[ABOUT THIS EXERCISE]:
For the data that follows, report how many lines contain the word "title", and nothing else.

------ DATA UNDER STUDY

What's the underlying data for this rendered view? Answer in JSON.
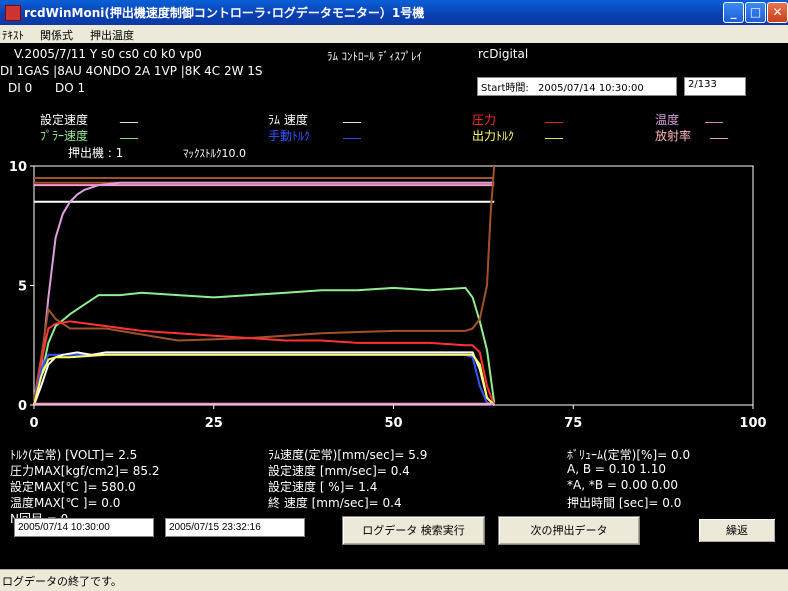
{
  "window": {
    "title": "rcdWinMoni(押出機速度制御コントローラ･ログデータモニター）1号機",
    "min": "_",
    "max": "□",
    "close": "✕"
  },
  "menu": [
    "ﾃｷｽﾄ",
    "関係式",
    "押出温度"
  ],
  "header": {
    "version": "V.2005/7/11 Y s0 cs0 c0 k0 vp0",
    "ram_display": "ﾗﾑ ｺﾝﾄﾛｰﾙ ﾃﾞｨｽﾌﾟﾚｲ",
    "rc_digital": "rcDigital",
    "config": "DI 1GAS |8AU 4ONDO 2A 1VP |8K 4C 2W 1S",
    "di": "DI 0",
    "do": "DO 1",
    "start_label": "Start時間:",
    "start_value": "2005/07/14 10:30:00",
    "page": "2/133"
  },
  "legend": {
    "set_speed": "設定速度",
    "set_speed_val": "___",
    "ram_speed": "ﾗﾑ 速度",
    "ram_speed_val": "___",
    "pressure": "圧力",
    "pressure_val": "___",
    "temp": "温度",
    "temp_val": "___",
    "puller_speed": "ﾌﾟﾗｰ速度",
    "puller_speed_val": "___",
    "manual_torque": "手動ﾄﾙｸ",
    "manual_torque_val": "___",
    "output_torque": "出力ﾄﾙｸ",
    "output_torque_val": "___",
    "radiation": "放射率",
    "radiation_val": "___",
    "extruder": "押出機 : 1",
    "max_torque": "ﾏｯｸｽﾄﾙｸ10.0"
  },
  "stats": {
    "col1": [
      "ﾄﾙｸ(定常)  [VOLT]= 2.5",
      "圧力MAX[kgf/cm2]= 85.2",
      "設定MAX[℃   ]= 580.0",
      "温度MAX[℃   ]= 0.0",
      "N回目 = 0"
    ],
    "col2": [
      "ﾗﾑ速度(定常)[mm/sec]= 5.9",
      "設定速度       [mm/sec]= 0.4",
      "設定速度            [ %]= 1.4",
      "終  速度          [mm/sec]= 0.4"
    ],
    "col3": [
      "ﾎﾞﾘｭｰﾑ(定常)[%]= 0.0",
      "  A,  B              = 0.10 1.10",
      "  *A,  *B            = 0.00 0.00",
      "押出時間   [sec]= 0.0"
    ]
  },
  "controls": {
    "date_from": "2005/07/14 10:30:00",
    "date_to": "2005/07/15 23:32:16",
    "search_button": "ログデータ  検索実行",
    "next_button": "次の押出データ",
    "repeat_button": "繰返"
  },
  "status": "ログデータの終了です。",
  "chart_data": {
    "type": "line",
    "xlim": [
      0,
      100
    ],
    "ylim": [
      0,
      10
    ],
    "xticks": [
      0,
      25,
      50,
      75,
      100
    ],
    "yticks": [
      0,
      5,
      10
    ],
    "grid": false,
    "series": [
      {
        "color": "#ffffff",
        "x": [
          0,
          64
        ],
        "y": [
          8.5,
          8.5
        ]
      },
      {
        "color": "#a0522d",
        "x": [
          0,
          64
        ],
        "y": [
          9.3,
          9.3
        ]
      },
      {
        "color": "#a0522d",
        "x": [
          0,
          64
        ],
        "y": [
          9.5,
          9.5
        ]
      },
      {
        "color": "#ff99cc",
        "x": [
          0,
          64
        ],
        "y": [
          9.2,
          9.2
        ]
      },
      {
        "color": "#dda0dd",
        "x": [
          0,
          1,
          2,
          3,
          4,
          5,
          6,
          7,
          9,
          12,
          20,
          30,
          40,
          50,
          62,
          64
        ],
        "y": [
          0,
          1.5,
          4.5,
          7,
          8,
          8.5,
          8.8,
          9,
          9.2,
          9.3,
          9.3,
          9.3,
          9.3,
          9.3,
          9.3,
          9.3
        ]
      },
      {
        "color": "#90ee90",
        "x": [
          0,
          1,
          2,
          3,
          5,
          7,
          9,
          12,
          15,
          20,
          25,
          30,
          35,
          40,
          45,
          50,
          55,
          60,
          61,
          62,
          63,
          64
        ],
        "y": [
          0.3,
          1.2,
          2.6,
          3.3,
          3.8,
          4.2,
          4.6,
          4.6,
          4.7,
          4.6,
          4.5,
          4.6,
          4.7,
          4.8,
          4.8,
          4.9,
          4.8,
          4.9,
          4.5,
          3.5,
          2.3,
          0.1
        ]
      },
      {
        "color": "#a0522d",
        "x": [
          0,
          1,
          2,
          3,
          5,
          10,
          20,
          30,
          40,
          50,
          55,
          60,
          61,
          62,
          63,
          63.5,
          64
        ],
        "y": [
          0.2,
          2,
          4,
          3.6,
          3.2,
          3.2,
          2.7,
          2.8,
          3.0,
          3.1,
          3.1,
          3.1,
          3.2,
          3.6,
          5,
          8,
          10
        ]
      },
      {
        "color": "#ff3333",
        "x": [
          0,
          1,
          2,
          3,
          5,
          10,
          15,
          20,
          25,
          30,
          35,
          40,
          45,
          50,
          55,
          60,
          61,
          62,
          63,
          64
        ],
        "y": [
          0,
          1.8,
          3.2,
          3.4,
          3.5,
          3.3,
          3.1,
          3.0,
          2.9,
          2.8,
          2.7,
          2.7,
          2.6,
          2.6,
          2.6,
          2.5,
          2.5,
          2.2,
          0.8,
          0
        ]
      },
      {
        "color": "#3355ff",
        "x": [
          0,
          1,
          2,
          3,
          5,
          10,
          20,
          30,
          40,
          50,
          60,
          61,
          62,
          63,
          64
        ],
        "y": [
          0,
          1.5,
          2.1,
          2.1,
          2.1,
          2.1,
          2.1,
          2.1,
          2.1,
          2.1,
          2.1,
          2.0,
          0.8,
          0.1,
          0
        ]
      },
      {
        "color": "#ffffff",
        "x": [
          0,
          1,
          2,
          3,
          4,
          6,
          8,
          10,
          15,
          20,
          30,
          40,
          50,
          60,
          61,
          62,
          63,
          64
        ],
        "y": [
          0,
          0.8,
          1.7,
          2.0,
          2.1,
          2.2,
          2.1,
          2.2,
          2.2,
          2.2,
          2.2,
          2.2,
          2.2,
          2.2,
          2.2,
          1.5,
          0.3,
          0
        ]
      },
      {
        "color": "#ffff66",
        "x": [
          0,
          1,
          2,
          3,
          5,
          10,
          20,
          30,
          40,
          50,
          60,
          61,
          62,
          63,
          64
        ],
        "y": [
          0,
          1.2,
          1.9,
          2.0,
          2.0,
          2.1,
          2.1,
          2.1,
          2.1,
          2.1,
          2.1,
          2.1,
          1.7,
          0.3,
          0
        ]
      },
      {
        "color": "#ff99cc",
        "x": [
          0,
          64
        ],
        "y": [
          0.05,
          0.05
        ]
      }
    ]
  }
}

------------
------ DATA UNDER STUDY

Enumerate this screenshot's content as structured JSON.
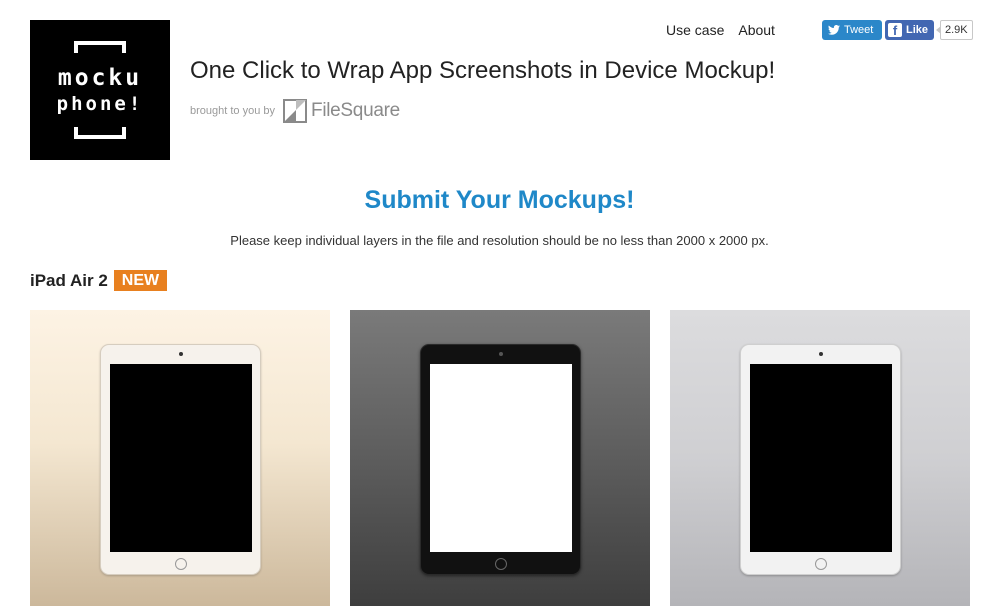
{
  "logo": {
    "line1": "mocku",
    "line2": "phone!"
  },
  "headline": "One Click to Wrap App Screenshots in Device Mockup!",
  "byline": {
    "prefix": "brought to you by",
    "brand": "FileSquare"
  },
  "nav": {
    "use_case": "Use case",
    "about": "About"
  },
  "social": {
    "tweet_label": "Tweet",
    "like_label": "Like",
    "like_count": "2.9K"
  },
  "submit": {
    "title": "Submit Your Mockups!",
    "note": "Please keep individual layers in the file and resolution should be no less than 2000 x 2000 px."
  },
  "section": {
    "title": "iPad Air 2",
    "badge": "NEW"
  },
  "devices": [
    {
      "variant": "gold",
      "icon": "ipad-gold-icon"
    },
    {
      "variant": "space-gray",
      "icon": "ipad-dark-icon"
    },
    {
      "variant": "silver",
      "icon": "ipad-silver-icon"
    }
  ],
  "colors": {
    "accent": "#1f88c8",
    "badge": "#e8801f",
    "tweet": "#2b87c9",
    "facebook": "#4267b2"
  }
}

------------

[RESULT FOR THIS EXERCISE]:
3